Electric piano, drums and horns bloom into a country soul number worthy of cosmic gospel seeress Judee Sill, which ends in a tangle of repetition and near-confusion. Again, Antony uses repetition to great effect: he is one of those musicians able to imbue a musical or lyrical phrase with incremental power, so that as it repeats, the effect is one not of monotony but of alchemical change, of somehow becoming. 'Thank You For Your Love' spins out into a frantic, fragmented minimalist outro that makes the 'thank you' sound more like a please, illustrating how close the two phrases can be, how gratitude is the hidden reverse of desperate need.

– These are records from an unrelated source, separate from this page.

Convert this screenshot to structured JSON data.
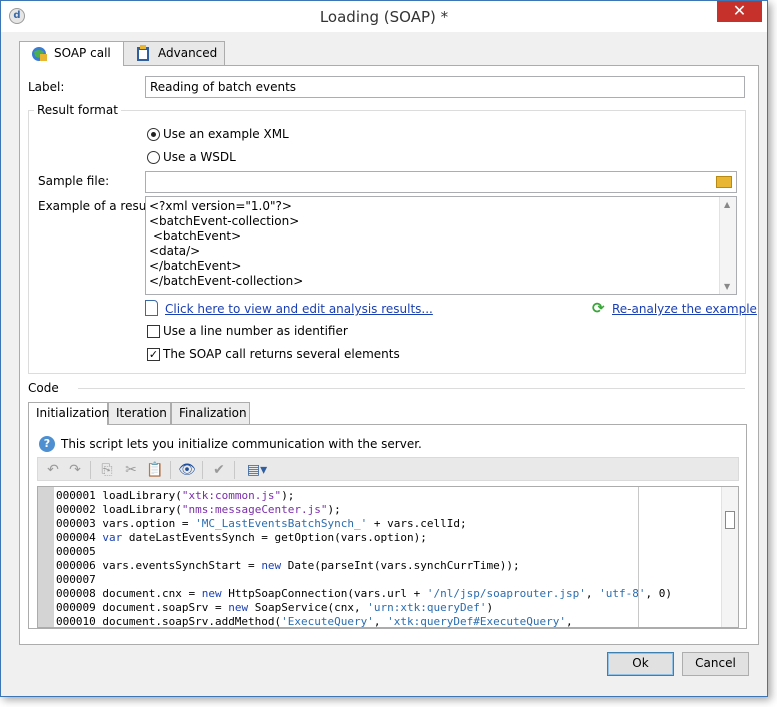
{
  "window": {
    "title": "Loading (SOAP) *",
    "close_glyph": "✕",
    "app_icon_glyph": "d"
  },
  "tabs": [
    {
      "label": "SOAP call",
      "active": true,
      "icon": "globe-icon"
    },
    {
      "label": "Advanced",
      "active": false,
      "icon": "clipboard-icon"
    }
  ],
  "form": {
    "label_caption": "Label:",
    "label_value": "Reading of batch events",
    "result_format_title": "Result format",
    "radio_xml_label": "Use an example XML",
    "radio_wsdl_label": "Use a WSDL",
    "sample_file_caption": "Sample file:",
    "sample_file_value": "",
    "example_caption": "Example of a result:",
    "example_lines": [
      "<?xml version=\"1.0\"?>",
      "<batchEvent-collection>",
      " <batchEvent>",
      "<data/>",
      "</batchEvent>",
      "</batchEvent-collection>"
    ],
    "view_edit_link": "Click here to view and edit analysis results...",
    "reanalyze_link": "Re-analyze the example",
    "line_number_label": "Use a line number as identifier",
    "line_number_checked": false,
    "several_elements_label": "The SOAP call returns several elements",
    "several_elements_checked": true,
    "check_glyph": "✓"
  },
  "code": {
    "section_title": "Code",
    "subtabs": [
      {
        "label": "Initialization",
        "active": true
      },
      {
        "label": "Iteration",
        "active": false
      },
      {
        "label": "Finalization",
        "active": false
      }
    ],
    "help_glyph": "?",
    "help_text": "This script lets you initialize communication with the server.",
    "toolbar": {
      "undo": "↶",
      "redo": "↷",
      "copy": "⎘",
      "cut": "✂",
      "paste": "📋",
      "find": "👁",
      "validate": "✔",
      "insert": "▤▾"
    },
    "lines": [
      {
        "n": "000001",
        "parts": [
          [
            "",
            "loadLibrary("
          ],
          [
            "str",
            "\"xtk:common.js\""
          ],
          [
            "",
            ");"
          ]
        ]
      },
      {
        "n": "000002",
        "parts": [
          [
            "",
            "loadLibrary("
          ],
          [
            "str",
            "\"nms:messageCenter.js\""
          ],
          [
            "",
            ");"
          ]
        ]
      },
      {
        "n": "000003",
        "parts": [
          [
            "",
            "vars.option = "
          ],
          [
            "str2",
            "'MC_LastEventsBatchSynch_'"
          ],
          [
            "",
            " + vars.cellId;"
          ]
        ]
      },
      {
        "n": "000004",
        "parts": [
          [
            "kw",
            "var"
          ],
          [
            "",
            " dateLastEventsSynch = getOption(vars.option);"
          ]
        ]
      },
      {
        "n": "000005",
        "parts": [
          [
            "",
            ""
          ]
        ]
      },
      {
        "n": "000006",
        "parts": [
          [
            "",
            "vars.eventsSynchStart = "
          ],
          [
            "kw",
            "new"
          ],
          [
            "",
            " Date(parseInt(vars.synchCurrTime));"
          ]
        ]
      },
      {
        "n": "000007",
        "parts": [
          [
            "",
            ""
          ]
        ]
      },
      {
        "n": "000008",
        "parts": [
          [
            "",
            "document.cnx = "
          ],
          [
            "kw",
            "new"
          ],
          [
            "",
            " HttpSoapConnection(vars.url + "
          ],
          [
            "str2",
            "'/nl/jsp/soaprouter.jsp'"
          ],
          [
            "",
            ", "
          ],
          [
            "str2",
            "'utf-8'"
          ],
          [
            "",
            ", 0)"
          ]
        ]
      },
      {
        "n": "000009",
        "parts": [
          [
            "",
            "document.soapSrv = "
          ],
          [
            "kw",
            "new"
          ],
          [
            "",
            " SoapService(cnx, "
          ],
          [
            "str2",
            "'urn:xtk:queryDef'"
          ],
          [
            "",
            ")"
          ]
        ]
      },
      {
        "n": "000010",
        "parts": [
          [
            "",
            "document.soapSrv.addMethod("
          ],
          [
            "str2",
            "'ExecuteQuery'"
          ],
          [
            "",
            ", "
          ],
          [
            "str2",
            "'xtk:queryDef#ExecuteQuery'"
          ],
          [
            "",
            ","
          ]
        ]
      }
    ]
  },
  "buttons": {
    "ok": "Ok",
    "cancel": "Cancel"
  }
}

Before heading to the internet's Icelandic/ English dictionaries, I wrote that Bjork's voice curls and grows upon Antony's in this song like rust or spores of lichen – turns out that one translation of 'flétta' is, in fact, lichen. But the other definition the dictionary gives is plait, twist or braid, which makes more sense, in a way: both singers, with their contrasting and very recognisable voices, here seem to exploit their similarities instead, wrapping around one helix-like, with careful harmonies only disrupted towards the end by Bjork's percussive rolled 'rs' and trademark soars. The effect of the voices is more memorable than the song itself, which is slippery, pretty but slightly elusive; it does, however, have a wonderfully subtle, sudden ending.

Salt Silver Oxygen

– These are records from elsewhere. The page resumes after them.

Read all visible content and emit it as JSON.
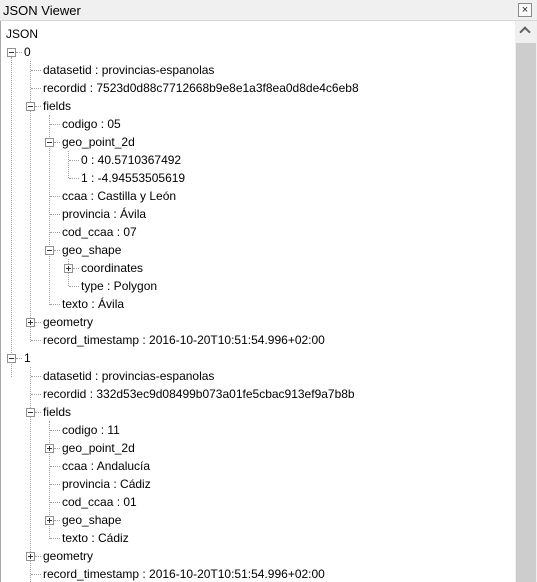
{
  "window": {
    "title": "JSON Viewer",
    "close_glyph": "×"
  },
  "tree": {
    "root_label": "JSON",
    "records": [
      {
        "index": "0",
        "datasetid": "datasetid : provincias-espanolas",
        "recordid": "recordid : 7523d0d88c7712668b9e8e1a3f8ea0d8de4c6eb8",
        "fields": "fields",
        "codigo": "codigo : 05",
        "geo_point_2d": "geo_point_2d",
        "gp0": "0 : 40.5710367492",
        "gp1": "1 : -4.94553505619",
        "ccaa": "ccaa : Castilla y León",
        "provincia": "provincia : Ávila",
        "cod_ccaa": "cod_ccaa : 07",
        "geo_shape": "geo_shape",
        "coordinates": "coordinates",
        "type": "type : Polygon",
        "texto": "texto : Ávila",
        "geometry": "geometry",
        "record_timestamp": "record_timestamp : 2016-10-20T10:51:54.996+02:00"
      },
      {
        "index": "1",
        "datasetid": "datasetid : provincias-espanolas",
        "recordid": "recordid : 332d53ec9d08499b073a01fe5cbac913ef9a7b8b",
        "fields": "fields",
        "codigo": "codigo : 11",
        "geo_point_2d": "geo_point_2d",
        "ccaa": "ccaa : Andalucía",
        "provincia": "provincia : Cádiz",
        "cod_ccaa": "cod_ccaa : 01",
        "geo_shape": "geo_shape",
        "texto": "texto : Cádiz",
        "geometry": "geometry",
        "record_timestamp": "record_timestamp : 2016-10-20T10:51:54.996+02:00"
      }
    ]
  },
  "scrollbar": {
    "up_icon": "chevron-up-icon"
  }
}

A cryptic religious vision – flying horses, a female Christ, the great white ocean of earlier in the record, perhaps the "salt mother" of this song – is expressed in pastoral minimalism familiar to fans of Clogs or British chamber group The North Sea Radio Orchestra. In fact, as if in reference to Antony's longtime associate David Tibet of Current 93, there's a kind of British idiom to this odd track, bringing to mind not only Tibet's own visionary lyrical world but also Ralph Vaughan Williams, Michael Nyman, Welsh painter David Jones, or Shirley Collins' rendition of folk song 'Down In Yon Forest'. 'Salt Silver Oxygen' deals in the archetypal, but feels coded and personal too, like a fragment from a dream. Stark, strong trombone and trumpet suggest something larger lurking beyond this song, its place in a greater narrative.

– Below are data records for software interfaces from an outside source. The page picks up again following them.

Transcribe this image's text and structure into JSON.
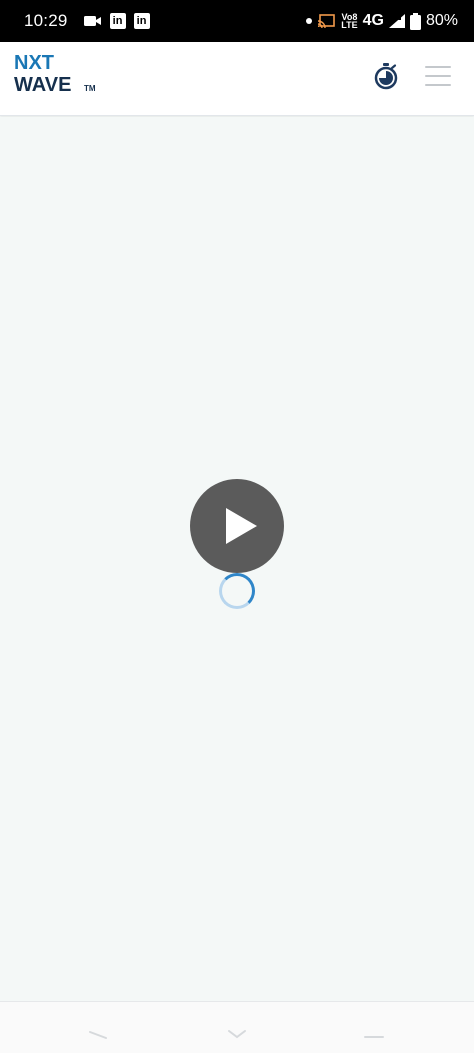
{
  "status_bar": {
    "time": "10:29",
    "linkedin_letters": "in",
    "volte_line1": "Vo8",
    "volte_line2": "LTE",
    "network": "4G",
    "battery": "80%"
  },
  "header": {
    "logo_line1": "NXT",
    "logo_line2": "WAVE",
    "logo_tm": "TM",
    "timer_icon": "stopwatch-icon",
    "menu_icon": "hamburger-menu-icon"
  },
  "video": {
    "play_icon": "play-icon",
    "spinner": "loading-spinner"
  },
  "colors": {
    "status_bg": "#000000",
    "header_bg": "#ffffff",
    "page_bg": "#f4f8f7",
    "logo_blue": "#1a77b5",
    "logo_navy": "#16304d",
    "play_bg": "#5b5b5b",
    "spinner_blue": "#2f86c9"
  }
}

Christina's Farm

Swanlights' 7-minute finale, already a live favourite, has a cinematic or painterly feel: its vocal line unfolds like a series of haunting scenes, of doves, owls, white lights, haloes, horses, the Virgin Mary, and a backdrop of wide fields and night-times that recalls the pastoral magic of Joanna Newsom's 'Emily', although you're also reminded of Talk Talk in the song's tentative pacing and mournful clarinet. The "everything is new" of the opening track returns in the chorus, and once more the song's power builds incrementally with repetition: "My face and your face, tenderly renewed”. A cloudy, string-heavy arrangement looms and glows, unrestrained and awe-inspired. 'Christina's Farm' hints at an overarching narrative, perhaps for the whole album, but, like much of Swanlights, it is a song to be experienced, loved, wordlessly understood; but not explained.